- Mikel Arteta believes that no crowd pressure is benefitting his Arsenal side
- Arsenal have enjoyed an upturn in form and have slim Champions League hopes
- They host Leicester on Tuesday after an impressive win against Wolves
Mikel Arteta believes no crowd pressure is benefitting his Arsenal side during Project Restart
The Gunners have been in good form, having defeated Champions League hopefuls Wolves
Arsenal host Leicester and Arteta says that his players have felt less rushed during games
Mikel Arteta believes playing without the pressure of crowds may have contributed to his Arsenal side’s resurgence during Project Restart.
Tuesday’s visit of Leicester marks the start of a crucial week which could make or break Arsenal’s faint hopes of securing Champions League football.
The Emirates has often swelled with discontent in recent years and, after a fourth successive win in all competitions, Arteta thinks some of his squad are benefitting from playing behind closed doors.

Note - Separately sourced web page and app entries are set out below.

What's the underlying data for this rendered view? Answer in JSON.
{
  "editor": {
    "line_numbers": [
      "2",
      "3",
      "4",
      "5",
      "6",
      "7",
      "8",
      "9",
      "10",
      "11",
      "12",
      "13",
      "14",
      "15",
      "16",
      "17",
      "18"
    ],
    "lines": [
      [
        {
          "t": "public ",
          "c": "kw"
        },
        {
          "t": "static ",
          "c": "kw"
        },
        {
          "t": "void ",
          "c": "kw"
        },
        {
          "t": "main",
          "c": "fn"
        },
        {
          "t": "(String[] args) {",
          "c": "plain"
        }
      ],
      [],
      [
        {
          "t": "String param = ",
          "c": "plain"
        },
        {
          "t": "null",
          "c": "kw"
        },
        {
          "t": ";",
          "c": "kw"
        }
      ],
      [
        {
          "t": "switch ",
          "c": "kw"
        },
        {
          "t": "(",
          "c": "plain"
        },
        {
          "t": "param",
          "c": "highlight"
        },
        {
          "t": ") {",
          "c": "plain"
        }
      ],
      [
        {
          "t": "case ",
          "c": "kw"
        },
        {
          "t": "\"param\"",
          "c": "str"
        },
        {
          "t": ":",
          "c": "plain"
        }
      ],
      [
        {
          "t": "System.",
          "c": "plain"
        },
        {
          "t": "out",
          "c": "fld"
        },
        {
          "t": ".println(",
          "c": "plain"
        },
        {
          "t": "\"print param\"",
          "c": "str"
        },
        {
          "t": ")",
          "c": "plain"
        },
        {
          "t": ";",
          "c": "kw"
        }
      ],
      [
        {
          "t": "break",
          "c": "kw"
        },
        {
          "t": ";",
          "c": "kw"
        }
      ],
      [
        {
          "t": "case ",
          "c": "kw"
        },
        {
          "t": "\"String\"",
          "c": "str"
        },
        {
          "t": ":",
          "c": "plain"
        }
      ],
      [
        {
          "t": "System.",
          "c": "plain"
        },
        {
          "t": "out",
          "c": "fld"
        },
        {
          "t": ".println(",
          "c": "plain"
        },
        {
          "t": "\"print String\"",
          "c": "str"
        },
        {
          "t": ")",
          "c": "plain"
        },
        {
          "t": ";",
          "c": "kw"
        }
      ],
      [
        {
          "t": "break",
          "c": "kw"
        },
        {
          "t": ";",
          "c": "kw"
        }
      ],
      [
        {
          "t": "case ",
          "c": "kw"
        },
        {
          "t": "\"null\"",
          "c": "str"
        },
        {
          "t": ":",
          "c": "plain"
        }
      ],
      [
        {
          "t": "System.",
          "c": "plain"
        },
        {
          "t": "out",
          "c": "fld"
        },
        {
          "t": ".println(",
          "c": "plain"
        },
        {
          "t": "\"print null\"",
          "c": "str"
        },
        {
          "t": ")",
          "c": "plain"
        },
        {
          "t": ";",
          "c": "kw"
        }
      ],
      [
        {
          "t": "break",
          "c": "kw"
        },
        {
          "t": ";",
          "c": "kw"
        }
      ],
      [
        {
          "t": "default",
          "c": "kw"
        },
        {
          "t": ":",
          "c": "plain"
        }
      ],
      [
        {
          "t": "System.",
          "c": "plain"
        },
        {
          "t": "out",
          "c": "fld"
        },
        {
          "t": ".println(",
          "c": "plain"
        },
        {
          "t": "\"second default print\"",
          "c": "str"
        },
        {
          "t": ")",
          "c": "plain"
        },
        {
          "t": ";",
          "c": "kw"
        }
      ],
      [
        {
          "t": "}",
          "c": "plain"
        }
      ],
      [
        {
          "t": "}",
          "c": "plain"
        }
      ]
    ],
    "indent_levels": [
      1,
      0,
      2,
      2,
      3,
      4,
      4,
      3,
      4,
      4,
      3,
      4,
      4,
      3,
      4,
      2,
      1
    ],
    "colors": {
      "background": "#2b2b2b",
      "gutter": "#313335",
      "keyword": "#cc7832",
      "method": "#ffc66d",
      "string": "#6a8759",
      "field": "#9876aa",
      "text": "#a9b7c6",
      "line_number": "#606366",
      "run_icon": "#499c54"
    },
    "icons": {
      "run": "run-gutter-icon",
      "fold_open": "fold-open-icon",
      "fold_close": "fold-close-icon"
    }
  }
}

‘When they play in front of 80,000 people it is much harder, mostly when they’re on the ball or the ball is coming close to them,’ he said.
‘Others need that extra motivation, extra pressure, extra passion to perform better. Every player is a bit different.’

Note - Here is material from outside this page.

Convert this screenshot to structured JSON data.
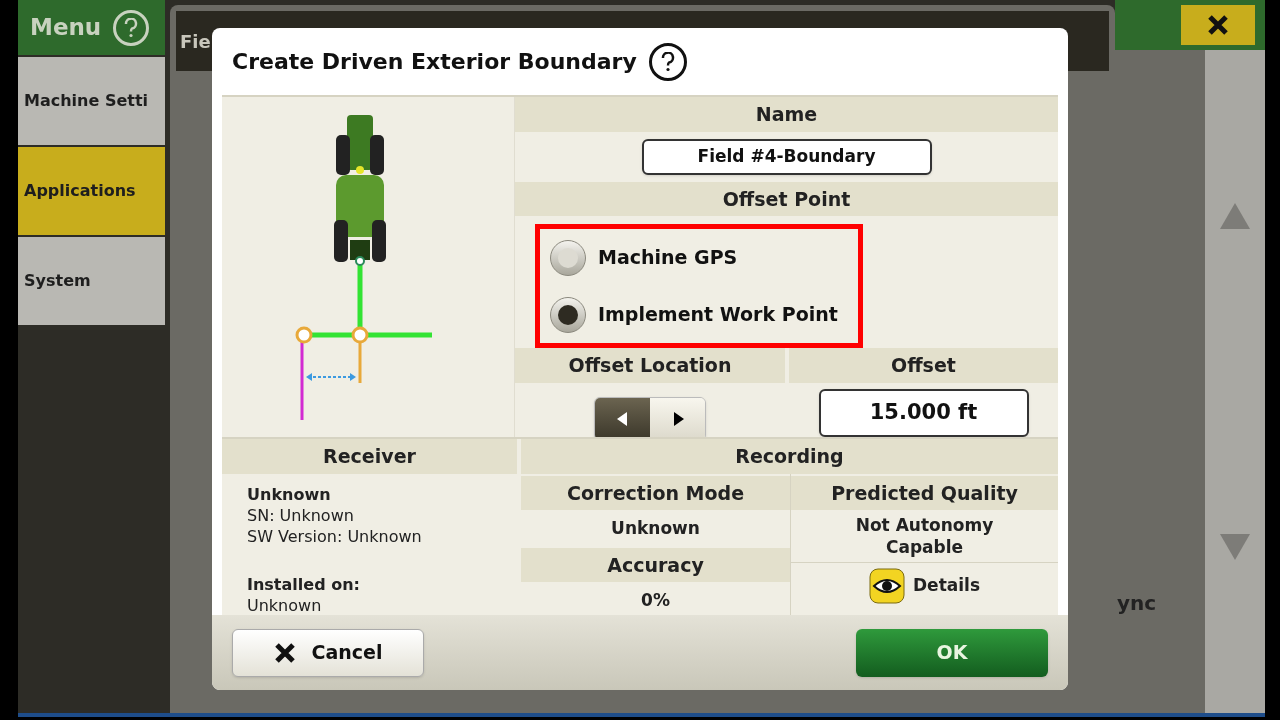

When it was suggested that his players seemed less rushed during victory over Wolves on Saturday, Arteta added: ‘I agree.’
Playing in an empty stadium has also allowed the Gunners boss to put his language skills to good use. Arteta revealed he has been barking out instructions in Spanish, English and French, in part to stop opposition managers knowing what he is saying.
Uncertainty still reigns over the future of midfielder Matteo Guendouzi. Arteta said recently that ‘some things have to change’ for the 21-year-old to stay at the club. When asked whether they should have by now, he said: ‘I don’t know, the reality is it hasn’t so we are still where we are.’
One midfielder whose prospects in north London appear brighter is Dani Ceballos. The Spaniard is on loan from Real Madrid but Arteta would like him to stay.
‘I’m really happy with him — he’s becoming a really important player for us,’ Arteta said.
‘We are talking to (Real), obviously we don’t own the player, he’s not in our hands so the clubs will need to have a communication and see what we can do.’